Starting with the North American Free Trade Agreement (NAFTA) and the World Trade Organization (WTO) in the mid-1990s, international "trade" agreement provisions began invading traditional state policy space. The pacts delve deeply into matters of state law, from bans on Buy Local procurement policies to rules limiting land use policy to constraints on energy, health and other service sector regulations. The agreements contain numerous other non-trade policy obligations and regulatory constraints to which state and local governments are required to conform their policies – policies otherwise under state authority. Global Trade Watch has worked to help build awareness among state and local officials about this growing form of international preemption and to help officials engage in today’s trade policy debates to try to safeguard state and local policy space. To learn more, click here.
What Are Some of Our Publications?
GTW serves as researcher
and translator of an array of globalization issues for other NGOs, the press,
policy-makers and the public. We continually create, update and distribute
materials ranging from lengthy, footnoted books and reports to fact sheets and
talking points on a multiplicity of topics. In each section of our website, you
will find a diverse set of materials that provide information for different audiences.
This includes fact sheets and talking points on current campaigns, charts of
how each member of Congress voted on each major trade vote since 1991, tables
summarizing the outcomes of NAFTA, CAFTA, FTA and WTO cases, lengthy footnoted
memos so you can dig deeper, copies of actual trade pact texts with annotation
to make them user friendly and guides, such as our Pocket Trade Lawyer
(available in numerous languages), key to reading a GATS schedule and
more. The goal of our website if to make
accessible and understandable sometimes complicated or publicly unavailable
information about trade and globalization and how it affects each of our daily

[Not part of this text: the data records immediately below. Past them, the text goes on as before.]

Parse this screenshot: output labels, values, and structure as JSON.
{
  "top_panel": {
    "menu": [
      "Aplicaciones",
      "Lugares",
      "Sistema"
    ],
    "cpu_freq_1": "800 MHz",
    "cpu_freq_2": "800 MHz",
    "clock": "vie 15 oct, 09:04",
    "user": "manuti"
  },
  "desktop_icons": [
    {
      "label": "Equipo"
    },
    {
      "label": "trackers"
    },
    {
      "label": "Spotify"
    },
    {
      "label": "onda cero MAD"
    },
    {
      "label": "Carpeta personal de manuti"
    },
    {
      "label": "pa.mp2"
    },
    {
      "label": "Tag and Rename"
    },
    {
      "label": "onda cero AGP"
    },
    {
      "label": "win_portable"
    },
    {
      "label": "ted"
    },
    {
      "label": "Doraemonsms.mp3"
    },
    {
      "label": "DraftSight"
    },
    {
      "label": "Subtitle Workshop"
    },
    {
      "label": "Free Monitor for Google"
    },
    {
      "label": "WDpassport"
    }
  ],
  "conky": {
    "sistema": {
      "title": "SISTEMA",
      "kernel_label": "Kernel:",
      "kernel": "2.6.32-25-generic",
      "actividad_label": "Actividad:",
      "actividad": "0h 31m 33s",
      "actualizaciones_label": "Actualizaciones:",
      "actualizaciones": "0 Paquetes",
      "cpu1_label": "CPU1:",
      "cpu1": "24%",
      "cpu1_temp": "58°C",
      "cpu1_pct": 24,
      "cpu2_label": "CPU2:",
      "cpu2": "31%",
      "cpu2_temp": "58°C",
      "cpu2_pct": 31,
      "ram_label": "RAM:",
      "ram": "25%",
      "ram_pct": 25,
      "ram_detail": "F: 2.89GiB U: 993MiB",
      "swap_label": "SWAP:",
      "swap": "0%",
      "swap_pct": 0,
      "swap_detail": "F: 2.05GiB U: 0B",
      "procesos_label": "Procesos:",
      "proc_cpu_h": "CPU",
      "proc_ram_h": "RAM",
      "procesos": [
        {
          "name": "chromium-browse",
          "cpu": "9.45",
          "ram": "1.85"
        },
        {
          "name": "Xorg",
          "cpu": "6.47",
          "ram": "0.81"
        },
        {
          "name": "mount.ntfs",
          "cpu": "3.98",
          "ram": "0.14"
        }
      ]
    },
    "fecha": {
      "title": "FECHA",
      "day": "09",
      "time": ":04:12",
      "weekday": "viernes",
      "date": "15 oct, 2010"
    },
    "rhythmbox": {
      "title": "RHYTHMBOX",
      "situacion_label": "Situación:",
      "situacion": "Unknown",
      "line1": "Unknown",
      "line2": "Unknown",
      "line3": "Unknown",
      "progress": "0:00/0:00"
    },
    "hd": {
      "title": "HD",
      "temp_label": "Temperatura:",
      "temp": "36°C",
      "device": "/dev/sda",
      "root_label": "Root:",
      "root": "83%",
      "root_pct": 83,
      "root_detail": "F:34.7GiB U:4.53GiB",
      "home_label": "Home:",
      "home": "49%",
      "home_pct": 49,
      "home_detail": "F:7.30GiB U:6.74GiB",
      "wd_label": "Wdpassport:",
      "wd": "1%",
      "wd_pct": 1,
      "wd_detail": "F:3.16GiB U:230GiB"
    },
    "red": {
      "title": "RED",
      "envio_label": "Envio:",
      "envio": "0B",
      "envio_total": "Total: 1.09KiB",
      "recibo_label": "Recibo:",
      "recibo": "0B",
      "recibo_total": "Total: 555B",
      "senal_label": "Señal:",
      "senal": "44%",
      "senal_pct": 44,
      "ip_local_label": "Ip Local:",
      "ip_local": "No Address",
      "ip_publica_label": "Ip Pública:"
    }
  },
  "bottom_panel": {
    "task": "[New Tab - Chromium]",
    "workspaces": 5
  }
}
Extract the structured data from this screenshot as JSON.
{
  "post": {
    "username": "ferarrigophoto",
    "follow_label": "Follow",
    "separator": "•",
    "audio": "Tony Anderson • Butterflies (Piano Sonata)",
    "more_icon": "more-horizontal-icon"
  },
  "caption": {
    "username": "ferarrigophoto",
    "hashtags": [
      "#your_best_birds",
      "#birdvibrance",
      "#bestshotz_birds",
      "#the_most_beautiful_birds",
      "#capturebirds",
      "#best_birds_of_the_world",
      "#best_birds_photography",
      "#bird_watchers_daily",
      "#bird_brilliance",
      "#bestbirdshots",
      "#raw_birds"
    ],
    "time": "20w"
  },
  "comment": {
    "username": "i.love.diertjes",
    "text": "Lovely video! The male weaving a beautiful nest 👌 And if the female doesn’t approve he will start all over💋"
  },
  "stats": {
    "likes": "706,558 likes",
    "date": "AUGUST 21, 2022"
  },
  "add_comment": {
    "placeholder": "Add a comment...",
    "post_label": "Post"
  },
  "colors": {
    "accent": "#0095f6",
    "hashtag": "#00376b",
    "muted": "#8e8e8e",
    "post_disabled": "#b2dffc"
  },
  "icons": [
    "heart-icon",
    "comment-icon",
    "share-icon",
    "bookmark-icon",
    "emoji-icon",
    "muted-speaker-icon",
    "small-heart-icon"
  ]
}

lives. Do you need more information? Contact us on firstname.lastname@example.org.
Public Citizen’s Global Trade Watch,
215 Pennsylvania Ave, SE, Washington DC, 20003.
email@example.com / www.tradewatch.org